This is my third visit to Thailand, but I have never made it to the famous Floating Market that you see in all the postcards and photographic books. This time it was a must, in fact it was the first place that I wanted to visit. Of course in the postcards and books the boats look more 'orderly' and pretty, the reality is that mostly it looks like a traffic jam in water, there are about 5 tourist boats for every market boat, and they don't just sell photogenic and colourful fruit and veggies, but also hats and souvenirs, and most of all cooked food, cooked on the spot, that is!
Gas bottles aliment improvised open kitchens on the slender wooden boats, and you can see big pots of water or even oil boiling, while women (there seem to be only women paddling in the floating market) chop food and make hot dishes on the spot, all sorts of food really, from noodles to meat and fish curries, from 'pancakes' to fried morsels, or more simply some glutinous rice with fresh mango.
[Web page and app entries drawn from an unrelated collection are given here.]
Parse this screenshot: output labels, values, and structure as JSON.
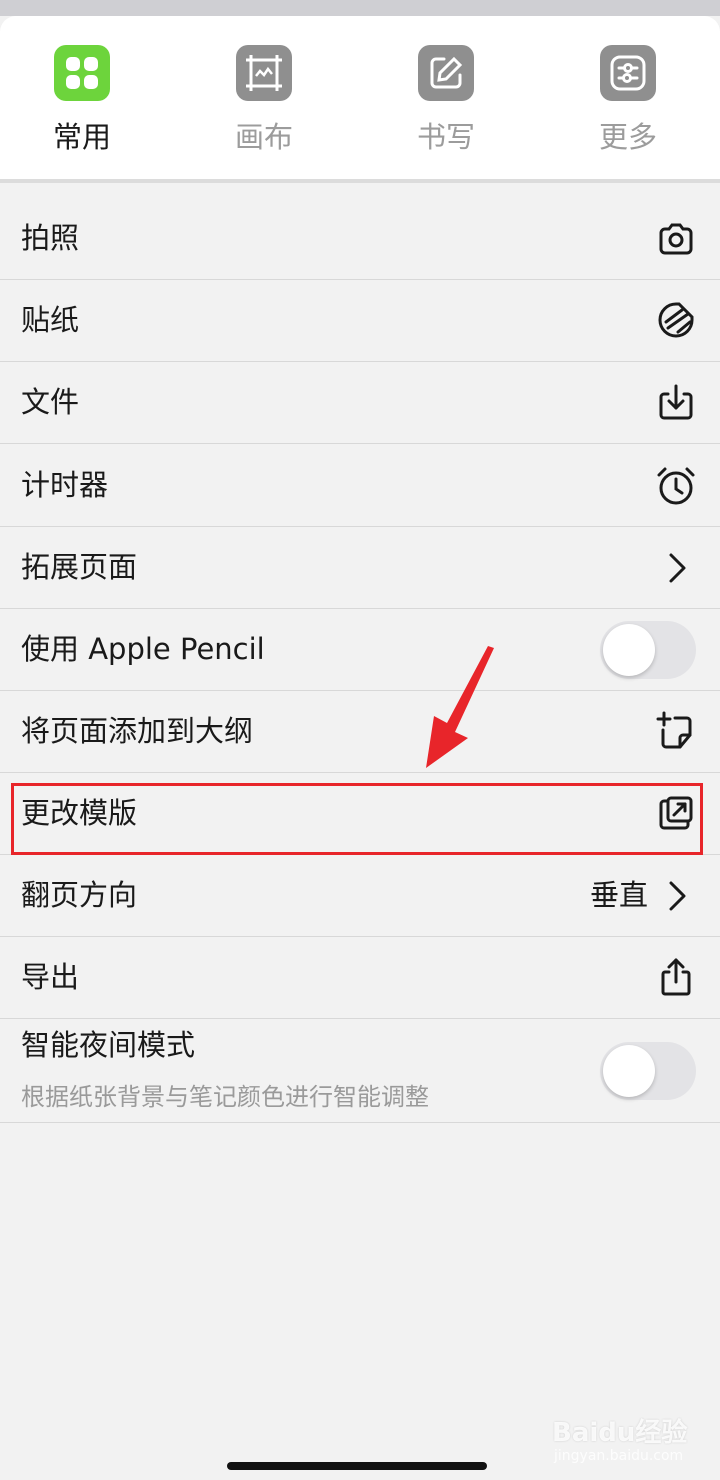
{
  "tabs": [
    {
      "label": "常用",
      "icon": "grid-icon",
      "active": true
    },
    {
      "label": "画布",
      "icon": "canvas-icon",
      "active": false
    },
    {
      "label": "书写",
      "icon": "pencil-icon",
      "active": false
    },
    {
      "label": "更多",
      "icon": "sliders-icon",
      "active": false
    }
  ],
  "rows": {
    "photo": {
      "label": "拍照",
      "icon": "camera-icon"
    },
    "sticker": {
      "label": "贴纸",
      "icon": "sticker-icon"
    },
    "file": {
      "label": "文件",
      "icon": "download-icon"
    },
    "timer": {
      "label": "计时器",
      "icon": "alarm-clock-icon"
    },
    "extend_page": {
      "label": "拓展页面",
      "icon": "chevron-right-icon"
    },
    "apple_pencil": {
      "label": "使用 Apple Pencil",
      "toggle_on": false
    },
    "add_outline": {
      "label": "将页面添加到大纲",
      "icon": "add-page-icon"
    },
    "change_template": {
      "label": "更改模版",
      "icon": "external-link-icon"
    },
    "page_direction": {
      "label": "翻页方向",
      "value": "垂直",
      "icon": "chevron-right-icon"
    },
    "export": {
      "label": "导出",
      "icon": "share-icon"
    },
    "night_mode": {
      "label": "智能夜间模式",
      "sub": "根据纸张背景与笔记颜色进行智能调整",
      "toggle_on": false
    }
  },
  "watermark": {
    "text": "Baidu经验",
    "sub": "jingyan.baidu.com"
  },
  "colors": {
    "accent": "#6dd43c",
    "highlight": "#e8252a",
    "tab_inactive": "#8f8f8f"
  }
}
Seeing those big rusty gas bottles and big hot pots really makes you wonder if they ever tip over into the water! Or if sometime they could collide a bit too roughly, and blow up! But they certainly didn't on the morning that we were there: these ladies must be multi tasking experts!
If you travel through Thailand for weeks or months it probably pays to get used to street food, but as we were there for just a few days we didn't want to risk a belly bug, so we only got fresh coconut to drink, and tropical fruit to peel (like banana, rambutan and mangosteen, in the picture below). It is better to have fruit that can be peeled rather than washed, as even the water can be upsetting at times. And I have to add: being a vegetarian can be an advantage when you travel in many countries as you don't have to worry about bad meat!
The Damnernsaduak Floating market is about two hours drive South of Bangkok, you can take a bus or there are many private tours for all pockets. Tourism is a very important income for this part of the country and I feel that this traditional market (which still is very much a Farmers Market) is thriving also thanks to visitors who come to this very original 'Venice of the East'. For me it was a great experience, and the kids especially enjoyed the ride on the long tail speed boat (we took this one before entering the market, of course), which was a very fast, bumpy and mildly wet experience (yep, keep your mouth shut!) through winding canals, mostly lined on both sides with wooden houses on stilts. Near the village the houses started to be connected to each others by long pedestrian 'bridges' that are only slightly larger that a gymnastic balance beam. We didn't see a single tourist walking on one of them :-).